Amazon’s acquisitions also underscore this trend. The company acquired MGM for $8.45 billion to enhance its Prime Video content library and produce original movies and TV shows. Amazon has diversified its content offerings by employing and contracting authors through Audible and expanding its grocery business by acquiring Whole Foods for $13.7 billion. Jeff Bezos’ personal acquisition of The Washington Post is another example of strategic investment in media.

Outside the US, similar trends are evident. Jio Platforms, owned by Reliance Industries in India, acquired controlling stakes in media companies like ALTBalaji and Eros Now, forming a content-rich JioTV streaming service. Reliance Industries’ merger with The Walt Disney Company’s India operations to form an $8.5 billion entity underscores this strategy. In China, Tencent’s $83.6 million acquisition of China Literature aims to adapt web novels for film and TV. Japan’s LINE, acquiring Livedoor, and South Korea’s Naver, acquiring Wattpad, also reflect this trend in boosting content reach and expanding global media content.

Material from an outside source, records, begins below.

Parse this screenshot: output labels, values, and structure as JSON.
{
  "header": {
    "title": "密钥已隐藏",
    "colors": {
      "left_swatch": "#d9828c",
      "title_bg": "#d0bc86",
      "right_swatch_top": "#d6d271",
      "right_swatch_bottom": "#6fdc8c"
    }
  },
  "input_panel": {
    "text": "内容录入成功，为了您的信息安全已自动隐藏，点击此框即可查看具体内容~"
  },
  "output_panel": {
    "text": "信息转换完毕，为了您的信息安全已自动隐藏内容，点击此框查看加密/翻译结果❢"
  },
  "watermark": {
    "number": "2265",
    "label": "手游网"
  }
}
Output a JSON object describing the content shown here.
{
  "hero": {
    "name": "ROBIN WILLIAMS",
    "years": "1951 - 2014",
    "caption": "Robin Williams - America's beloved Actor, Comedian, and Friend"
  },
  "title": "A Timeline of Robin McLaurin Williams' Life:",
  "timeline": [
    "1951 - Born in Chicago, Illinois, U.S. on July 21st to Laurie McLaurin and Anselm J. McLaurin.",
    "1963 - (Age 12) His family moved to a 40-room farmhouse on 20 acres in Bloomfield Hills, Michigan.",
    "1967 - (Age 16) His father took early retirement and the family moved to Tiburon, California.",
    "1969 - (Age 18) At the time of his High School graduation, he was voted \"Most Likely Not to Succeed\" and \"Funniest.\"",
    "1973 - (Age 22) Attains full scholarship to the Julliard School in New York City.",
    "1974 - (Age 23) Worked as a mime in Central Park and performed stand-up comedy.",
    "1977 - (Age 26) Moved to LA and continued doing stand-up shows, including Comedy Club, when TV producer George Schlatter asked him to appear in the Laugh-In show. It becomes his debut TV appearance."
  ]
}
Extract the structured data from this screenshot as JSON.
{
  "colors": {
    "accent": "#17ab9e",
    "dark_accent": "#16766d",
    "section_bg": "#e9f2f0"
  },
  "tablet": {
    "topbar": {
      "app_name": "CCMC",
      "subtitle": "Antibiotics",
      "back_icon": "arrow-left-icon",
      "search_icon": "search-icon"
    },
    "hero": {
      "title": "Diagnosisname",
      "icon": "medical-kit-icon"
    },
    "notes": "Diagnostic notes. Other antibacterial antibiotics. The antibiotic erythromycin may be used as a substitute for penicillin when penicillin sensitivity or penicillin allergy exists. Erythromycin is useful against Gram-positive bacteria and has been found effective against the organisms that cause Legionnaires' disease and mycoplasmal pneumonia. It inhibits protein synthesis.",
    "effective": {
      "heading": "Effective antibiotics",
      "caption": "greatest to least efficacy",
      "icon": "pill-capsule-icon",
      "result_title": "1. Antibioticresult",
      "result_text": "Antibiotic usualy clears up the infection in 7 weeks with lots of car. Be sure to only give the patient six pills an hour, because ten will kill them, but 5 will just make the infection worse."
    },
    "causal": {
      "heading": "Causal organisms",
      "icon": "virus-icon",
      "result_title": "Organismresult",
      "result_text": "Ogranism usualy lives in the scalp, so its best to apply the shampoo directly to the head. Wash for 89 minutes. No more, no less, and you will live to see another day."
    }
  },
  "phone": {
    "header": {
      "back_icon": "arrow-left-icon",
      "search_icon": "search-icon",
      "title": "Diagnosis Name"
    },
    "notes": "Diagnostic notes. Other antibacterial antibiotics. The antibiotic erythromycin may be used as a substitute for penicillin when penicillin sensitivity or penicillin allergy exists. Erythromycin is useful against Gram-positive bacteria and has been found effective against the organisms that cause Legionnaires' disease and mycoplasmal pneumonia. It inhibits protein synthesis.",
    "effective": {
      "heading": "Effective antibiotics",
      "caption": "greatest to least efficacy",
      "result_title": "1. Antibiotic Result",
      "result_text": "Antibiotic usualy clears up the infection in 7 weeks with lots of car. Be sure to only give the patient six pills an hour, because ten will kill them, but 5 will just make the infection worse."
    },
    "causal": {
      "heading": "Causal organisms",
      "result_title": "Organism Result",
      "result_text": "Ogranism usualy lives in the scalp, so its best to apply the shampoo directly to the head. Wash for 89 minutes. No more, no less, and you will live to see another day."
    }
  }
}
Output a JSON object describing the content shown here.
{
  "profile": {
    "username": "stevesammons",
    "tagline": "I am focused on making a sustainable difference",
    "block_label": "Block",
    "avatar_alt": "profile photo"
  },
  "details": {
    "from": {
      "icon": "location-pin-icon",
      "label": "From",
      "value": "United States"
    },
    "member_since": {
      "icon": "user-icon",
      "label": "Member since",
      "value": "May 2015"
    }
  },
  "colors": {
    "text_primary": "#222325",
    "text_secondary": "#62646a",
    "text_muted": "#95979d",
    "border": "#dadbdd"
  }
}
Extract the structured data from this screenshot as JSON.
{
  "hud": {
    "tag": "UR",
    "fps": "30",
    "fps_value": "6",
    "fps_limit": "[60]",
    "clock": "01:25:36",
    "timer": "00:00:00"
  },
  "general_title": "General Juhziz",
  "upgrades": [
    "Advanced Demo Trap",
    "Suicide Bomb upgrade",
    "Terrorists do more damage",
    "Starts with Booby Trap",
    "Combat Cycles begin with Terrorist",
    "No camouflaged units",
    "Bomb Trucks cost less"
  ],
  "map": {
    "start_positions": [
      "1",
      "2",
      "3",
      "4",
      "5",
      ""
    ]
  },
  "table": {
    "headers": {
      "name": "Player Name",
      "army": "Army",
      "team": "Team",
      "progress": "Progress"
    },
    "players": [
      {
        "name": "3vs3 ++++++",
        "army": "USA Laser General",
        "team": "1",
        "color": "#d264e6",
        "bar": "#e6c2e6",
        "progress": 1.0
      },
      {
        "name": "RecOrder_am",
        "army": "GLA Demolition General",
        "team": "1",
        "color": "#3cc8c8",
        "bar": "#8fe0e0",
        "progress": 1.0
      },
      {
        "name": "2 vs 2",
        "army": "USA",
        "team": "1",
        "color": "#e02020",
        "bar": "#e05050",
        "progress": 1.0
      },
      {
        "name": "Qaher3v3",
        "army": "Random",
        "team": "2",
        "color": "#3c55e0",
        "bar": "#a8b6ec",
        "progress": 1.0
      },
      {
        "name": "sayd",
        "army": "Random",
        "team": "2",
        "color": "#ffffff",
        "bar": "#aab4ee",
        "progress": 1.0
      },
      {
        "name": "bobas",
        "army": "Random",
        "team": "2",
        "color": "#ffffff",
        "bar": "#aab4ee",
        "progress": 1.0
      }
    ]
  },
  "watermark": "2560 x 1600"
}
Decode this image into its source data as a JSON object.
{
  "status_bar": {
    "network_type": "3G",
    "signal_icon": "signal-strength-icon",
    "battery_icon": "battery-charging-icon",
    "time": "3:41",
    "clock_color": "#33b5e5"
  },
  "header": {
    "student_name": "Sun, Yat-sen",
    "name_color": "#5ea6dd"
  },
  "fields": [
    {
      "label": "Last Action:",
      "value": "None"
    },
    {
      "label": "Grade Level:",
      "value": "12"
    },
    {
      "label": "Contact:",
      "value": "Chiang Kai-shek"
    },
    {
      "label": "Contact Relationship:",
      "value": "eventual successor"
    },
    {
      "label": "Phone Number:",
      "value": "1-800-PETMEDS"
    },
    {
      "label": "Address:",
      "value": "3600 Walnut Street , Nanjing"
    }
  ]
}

These examples highlight a clear trend: industries often re-consolidate and vertically integrate to harness disruptive innovations efficiently. Microsoft’s experience with MSN and AOL’s merger with Time Warner serve as cautionary tales from which the new generation of tech leaders have learned valuable lessons. Meta and Alphabet, with their AI prowess and control over digital distribution, are well-positioned to apply these lessons to news production, potentially dominating this sphere as consolidated entities have in other sectors.


While pursuing in-house news production may seem an unlikely foray, Meta and Alphabet’s potential move into this space through AI represents a significant shift that could reshape the media landscape. The economic incentives of stabilizing revenue streams through premium content offerings are immense. By vertically integrating the full news value chain with cutting-edge AI capabilities, these tech giants could unlock sustainable growth and profitability that has eluded the legacy media industry.

However, this transition is not without challenges. Maintaining high journalistic standards to build trust and credibility is crucial. Any perceived failure in journalistic integrity could exacerbate public and regulatory concerns, potentially leading to further antitrust scrutiny and reputational damage. Additionally, the move into news production could be seen as stifling competition in the media space, attracting additional regulatory hurdles and potentially hampering growth prospects in emerging markets with surging media consumption.

Ultimately, the success of this endeavor hinges on striking a delicate balance between technological innovation, responsible content dissemination, and upholding the principles of a free and transparent press. Meta and Alphabet have the potential to revolutionize the news industry, offering personalized and engaging content on an unprecedented scale. This challenge will shape the future of news and media in the digital age, positioning these tech giants at the forefront of a new era in information dissemination.

For founders and business leaders, the implications of Meta and Alphabet’s likely moves are profound. As we witness these tech giants leveraging AI to enter new domains, it’s a reminder that innovation and disruption are constant forces in the business landscape. Founders must stay vigilant and adaptable, understanding that the convergence of AI and media will influence consumer behavior, regulatory environments, and competitive dynamics.

Originally published at on May 27, 2024.



Venkatarangan Thirumalai

A Founder Catalyst and a Microsoft Regional Director (Honorary).